▶ What you need to do
Nothing in the records may be left out or altered; reproduce them all exactly.

*** Information ***

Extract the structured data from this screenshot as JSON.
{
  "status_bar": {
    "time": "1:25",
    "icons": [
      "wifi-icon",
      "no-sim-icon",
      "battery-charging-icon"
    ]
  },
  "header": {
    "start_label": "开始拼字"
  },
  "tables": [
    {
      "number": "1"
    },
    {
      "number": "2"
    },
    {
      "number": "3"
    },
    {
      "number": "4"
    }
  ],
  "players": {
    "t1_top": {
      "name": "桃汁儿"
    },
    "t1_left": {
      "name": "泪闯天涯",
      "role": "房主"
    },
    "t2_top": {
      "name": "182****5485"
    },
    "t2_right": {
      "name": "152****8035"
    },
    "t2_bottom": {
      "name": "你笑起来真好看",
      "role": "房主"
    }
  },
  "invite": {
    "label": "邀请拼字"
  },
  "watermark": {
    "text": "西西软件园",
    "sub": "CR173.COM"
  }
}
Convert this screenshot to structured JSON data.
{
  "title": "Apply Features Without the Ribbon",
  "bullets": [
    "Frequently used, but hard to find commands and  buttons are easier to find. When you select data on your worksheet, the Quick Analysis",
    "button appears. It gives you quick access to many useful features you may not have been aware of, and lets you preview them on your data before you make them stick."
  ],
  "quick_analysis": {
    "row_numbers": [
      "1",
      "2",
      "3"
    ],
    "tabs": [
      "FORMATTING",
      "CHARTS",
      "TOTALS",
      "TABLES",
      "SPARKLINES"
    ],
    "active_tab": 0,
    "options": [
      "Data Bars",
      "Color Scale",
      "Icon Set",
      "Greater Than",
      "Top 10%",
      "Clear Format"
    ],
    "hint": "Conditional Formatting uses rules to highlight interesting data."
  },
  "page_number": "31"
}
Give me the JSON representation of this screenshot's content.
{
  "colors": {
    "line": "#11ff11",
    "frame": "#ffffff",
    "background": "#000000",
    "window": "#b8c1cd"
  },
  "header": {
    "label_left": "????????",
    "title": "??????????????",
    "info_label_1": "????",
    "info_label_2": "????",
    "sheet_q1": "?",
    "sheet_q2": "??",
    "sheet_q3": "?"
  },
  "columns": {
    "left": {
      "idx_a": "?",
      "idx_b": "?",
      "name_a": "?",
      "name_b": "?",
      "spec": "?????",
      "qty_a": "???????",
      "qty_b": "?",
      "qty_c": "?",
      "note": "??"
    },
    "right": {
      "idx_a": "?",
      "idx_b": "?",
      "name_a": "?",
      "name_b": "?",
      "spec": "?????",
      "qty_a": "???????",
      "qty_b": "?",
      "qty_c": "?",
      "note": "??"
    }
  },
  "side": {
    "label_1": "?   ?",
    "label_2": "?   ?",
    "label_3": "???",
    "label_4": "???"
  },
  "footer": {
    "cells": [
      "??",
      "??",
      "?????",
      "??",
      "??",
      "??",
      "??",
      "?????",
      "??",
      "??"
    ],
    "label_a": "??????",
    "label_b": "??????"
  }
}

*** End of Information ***

▶ Answer section
Extract the structured data from this screenshot as JSON.
{
  "status_bar": {
    "time": "1:25",
    "icons": [
      "wifi-icon",
      "no-sim-icon",
      "battery-charging-icon"
    ]
  },
  "header": {
    "start_label": "开始拼字"
  },
  "tables": [
    {
      "number": "1"
    },
    {
      "number": "2"
    },
    {
      "number": "3"
    },
    {
      "number": "4"
    }
  ],
  "players": {
    "t1_top": {
      "name": "桃汁儿"
    },
    "t1_left": {
      "name": "泪闯天涯",
      "role": "房主"
    },
    "t2_top": {
      "name": "182****5485"
    },
    "t2_right": {
      "name": "152****8035"
    },
    "t2_bottom": {
      "name": "你笑起来真好看",
      "role": "房主"
    }
  },
  "invite": {
    "label": "邀请拼字"
  },
  "watermark": {
    "text": "西西软件园",
    "sub": "CR173.COM"
  }
}
Convert this screenshot to structured JSON data.
{
  "title": "Apply Features Without the Ribbon",
  "bullets": [
    "Frequently used, but hard to find commands and  buttons are easier to find. When you select data on your worksheet, the Quick Analysis",
    "button appears. It gives you quick access to many useful features you may not have been aware of, and lets you preview them on your data before you make them stick."
  ],
  "quick_analysis": {
    "row_numbers": [
      "1",
      "2",
      "3"
    ],
    "tabs": [
      "FORMATTING",
      "CHARTS",
      "TOTALS",
      "TABLES",
      "SPARKLINES"
    ],
    "active_tab": 0,
    "options": [
      "Data Bars",
      "Color Scale",
      "Icon Set",
      "Greater Than",
      "Top 10%",
      "Clear Format"
    ],
    "hint": "Conditional Formatting uses rules to highlight interesting data."
  },
  "page_number": "31"
}
Give me the JSON representation of this screenshot's content.
{
  "colors": {
    "line": "#11ff11",
    "frame": "#ffffff",
    "background": "#000000",
    "window": "#b8c1cd"
  },
  "header": {
    "label_left": "????????",
    "title": "??????????????",
    "info_label_1": "????",
    "info_label_2": "????",
    "sheet_q1": "?",
    "sheet_q2": "??",
    "sheet_q3": "?"
  },
  "columns": {
    "left": {
      "idx_a": "?",
      "idx_b": "?",
      "name_a": "?",
      "name_b": "?",
      "spec": "?????",
      "qty_a": "???????",
      "qty_b": "?",
      "qty_c": "?",
      "note": "??"
    },
    "right": {
      "idx_a": "?",
      "idx_b": "?",
      "name_a": "?",
      "name_b": "?",
      "spec": "?????",
      "qty_a": "???????",
      "qty_b": "?",
      "qty_c": "?",
      "note": "??"
    }
  },
  "side": {
    "label_1": "?   ?",
    "label_2": "?   ?",
    "label_3": "???",
    "label_4": "???"
  },
  "footer": {
    "cells": [
      "??",
      "??",
      "?????",
      "??",
      "??",
      "??",
      "??",
      "?????",
      "??",
      "??"
    ],
    "label_a": "??????",
    "label_b": "??????"
  }
}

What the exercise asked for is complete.